## PROBLEM STATEMENT:
Each record must come back unchanged in your answer, stripped of its images.

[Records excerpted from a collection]

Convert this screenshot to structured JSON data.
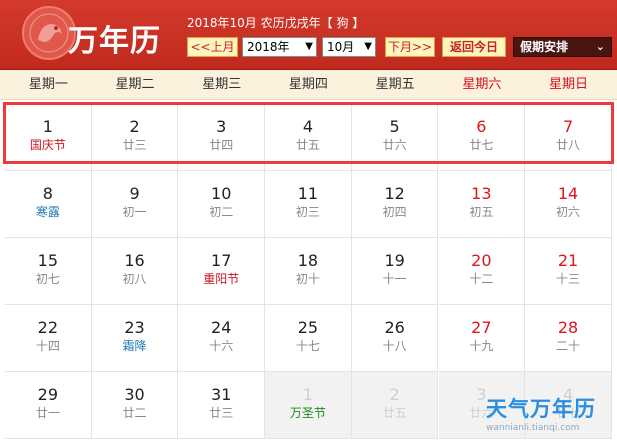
{
  "header": {
    "app_title": "万年历",
    "info_text": "2018年10月 农历戊戌年【 狗 】",
    "prev_month": "<<上月",
    "year_value": "2018年",
    "month_value": "10月",
    "next_month": "下月>>",
    "today_button": "返回今日",
    "holiday_button": "假期安排",
    "arrow_down": "▼",
    "chevron": "⌄"
  },
  "weekdays": [
    "星期一",
    "星期二",
    "星期三",
    "星期四",
    "星期五",
    "星期六",
    "星期日"
  ],
  "weeks": [
    [
      {
        "day": "1",
        "sub": "国庆节",
        "type": "holiday"
      },
      {
        "day": "2",
        "sub": "廿三",
        "type": "lunar"
      },
      {
        "day": "3",
        "sub": "廿四",
        "type": "lunar"
      },
      {
        "day": "4",
        "sub": "廿五",
        "type": "lunar"
      },
      {
        "day": "5",
        "sub": "廿六",
        "type": "lunar"
      },
      {
        "day": "6",
        "sub": "廿七",
        "type": "lunar"
      },
      {
        "day": "7",
        "sub": "廿八",
        "type": "lunar"
      }
    ],
    [
      {
        "day": "8",
        "sub": "寒露",
        "type": "term"
      },
      {
        "day": "9",
        "sub": "初一",
        "type": "lunar"
      },
      {
        "day": "10",
        "sub": "初二",
        "type": "lunar"
      },
      {
        "day": "11",
        "sub": "初三",
        "type": "lunar"
      },
      {
        "day": "12",
        "sub": "初四",
        "type": "lunar"
      },
      {
        "day": "13",
        "sub": "初五",
        "type": "lunar"
      },
      {
        "day": "14",
        "sub": "初六",
        "type": "lunar"
      }
    ],
    [
      {
        "day": "15",
        "sub": "初七",
        "type": "lunar"
      },
      {
        "day": "16",
        "sub": "初八",
        "type": "lunar"
      },
      {
        "day": "17",
        "sub": "重阳节",
        "type": "holiday"
      },
      {
        "day": "18",
        "sub": "初十",
        "type": "lunar"
      },
      {
        "day": "19",
        "sub": "十一",
        "type": "lunar"
      },
      {
        "day": "20",
        "sub": "十二",
        "type": "lunar"
      },
      {
        "day": "21",
        "sub": "十三",
        "type": "lunar"
      }
    ],
    [
      {
        "day": "22",
        "sub": "十四",
        "type": "lunar"
      },
      {
        "day": "23",
        "sub": "霜降",
        "type": "term"
      },
      {
        "day": "24",
        "sub": "十六",
        "type": "lunar"
      },
      {
        "day": "25",
        "sub": "十七",
        "type": "lunar"
      },
      {
        "day": "26",
        "sub": "十八",
        "type": "lunar"
      },
      {
        "day": "27",
        "sub": "十九",
        "type": "lunar"
      },
      {
        "day": "28",
        "sub": "二十",
        "type": "lunar"
      }
    ],
    [
      {
        "day": "29",
        "sub": "廿一",
        "type": "lunar"
      },
      {
        "day": "30",
        "sub": "廿二",
        "type": "lunar"
      },
      {
        "day": "31",
        "sub": "廿三",
        "type": "lunar"
      },
      {
        "day": "1",
        "sub": "万圣节",
        "type": "foreign",
        "other": true
      },
      {
        "day": "2",
        "sub": "廿五",
        "type": "lunar",
        "other": true
      },
      {
        "day": "3",
        "sub": "廿六",
        "type": "lunar",
        "other": true
      },
      {
        "day": "4",
        "sub": "廿七",
        "type": "lunar",
        "other": true
      }
    ]
  ],
  "watermark": {
    "title": "天气万年历",
    "url": "wannianli.tianqi.com"
  },
  "colors": {
    "header_red": "#c0291d",
    "weekend_red": "#e0141e",
    "highlight_border": "#ee3a3a",
    "term_blue": "#1c7ab3",
    "foreign_green": "#1d8a1d"
  }
}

## TASK OUTPUT:
Convert this screenshot to structured JSON data.
{
  "header": {
    "app_title": "万年历",
    "info_text": "2018年10月 农历戊戌年【 狗 】",
    "prev_month": "<<上月",
    "year_value": "2018年",
    "month_value": "10月",
    "next_month": "下月>>",
    "today_button": "返回今日",
    "holiday_button": "假期安排",
    "arrow_down": "▼",
    "chevron": "⌄"
  },
  "weekdays": [
    "星期一",
    "星期二",
    "星期三",
    "星期四",
    "星期五",
    "星期六",
    "星期日"
  ],
  "weeks": [
    [
      {
        "day": "1",
        "sub": "国庆节",
        "type": "holiday"
      },
      {
        "day": "2",
        "sub": "廿三",
        "type": "lunar"
      },
      {
        "day": "3",
        "sub": "廿四",
        "type": "lunar"
      },
      {
        "day": "4",
        "sub": "廿五",
        "type": "lunar"
      },
      {
        "day": "5",
        "sub": "廿六",
        "type": "lunar"
      },
      {
        "day": "6",
        "sub": "廿七",
        "type": "lunar"
      },
      {
        "day": "7",
        "sub": "廿八",
        "type": "lunar"
      }
    ],
    [
      {
        "day": "8",
        "sub": "寒露",
        "type": "term"
      },
      {
        "day": "9",
        "sub": "初一",
        "type": "lunar"
      },
      {
        "day": "10",
        "sub": "初二",
        "type": "lunar"
      },
      {
        "day": "11",
        "sub": "初三",
        "type": "lunar"
      },
      {
        "day": "12",
        "sub": "初四",
        "type": "lunar"
      },
      {
        "day": "13",
        "sub": "初五",
        "type": "lunar"
      },
      {
        "day": "14",
        "sub": "初六",
        "type": "lunar"
      }
    ],
    [
      {
        "day": "15",
        "sub": "初七",
        "type": "lunar"
      },
      {
        "day": "16",
        "sub": "初八",
        "type": "lunar"
      },
      {
        "day": "17",
        "sub": "重阳节",
        "type": "holiday"
      },
      {
        "day": "18",
        "sub": "初十",
        "type": "lunar"
      },
      {
        "day": "19",
        "sub": "十一",
        "type": "lunar"
      },
      {
        "day": "20",
        "sub": "十二",
        "type": "lunar"
      },
      {
        "day": "21",
        "sub": "十三",
        "type": "lunar"
      }
    ],
    [
      {
        "day": "22",
        "sub": "十四",
        "type": "lunar"
      },
      {
        "day": "23",
        "sub": "霜降",
        "type": "term"
      },
      {
        "day": "24",
        "sub": "十六",
        "type": "lunar"
      },
      {
        "day": "25",
        "sub": "十七",
        "type": "lunar"
      },
      {
        "day": "26",
        "sub": "十八",
        "type": "lunar"
      },
      {
        "day": "27",
        "sub": "十九",
        "type": "lunar"
      },
      {
        "day": "28",
        "sub": "二十",
        "type": "lunar"
      }
    ],
    [
      {
        "day": "29",
        "sub": "廿一",
        "type": "lunar"
      },
      {
        "day": "30",
        "sub": "廿二",
        "type": "lunar"
      },
      {
        "day": "31",
        "sub": "廿三",
        "type": "lunar"
      },
      {
        "day": "1",
        "sub": "万圣节",
        "type": "foreign",
        "other": true
      },
      {
        "day": "2",
        "sub": "廿五",
        "type": "lunar",
        "other": true
      },
      {
        "day": "3",
        "sub": "廿六",
        "type": "lunar",
        "other": true
      },
      {
        "day": "4",
        "sub": "廿七",
        "type": "lunar",
        "other": true
      }
    ]
  ],
  "watermark": {
    "title": "天气万年历",
    "url": "wannianli.tianqi.com"
  },
  "colors": {
    "header_red": "#c0291d",
    "weekend_red": "#e0141e",
    "highlight_border": "#ee3a3a",
    "term_blue": "#1c7ab3",
    "foreign_green": "#1d8a1d"
  }
}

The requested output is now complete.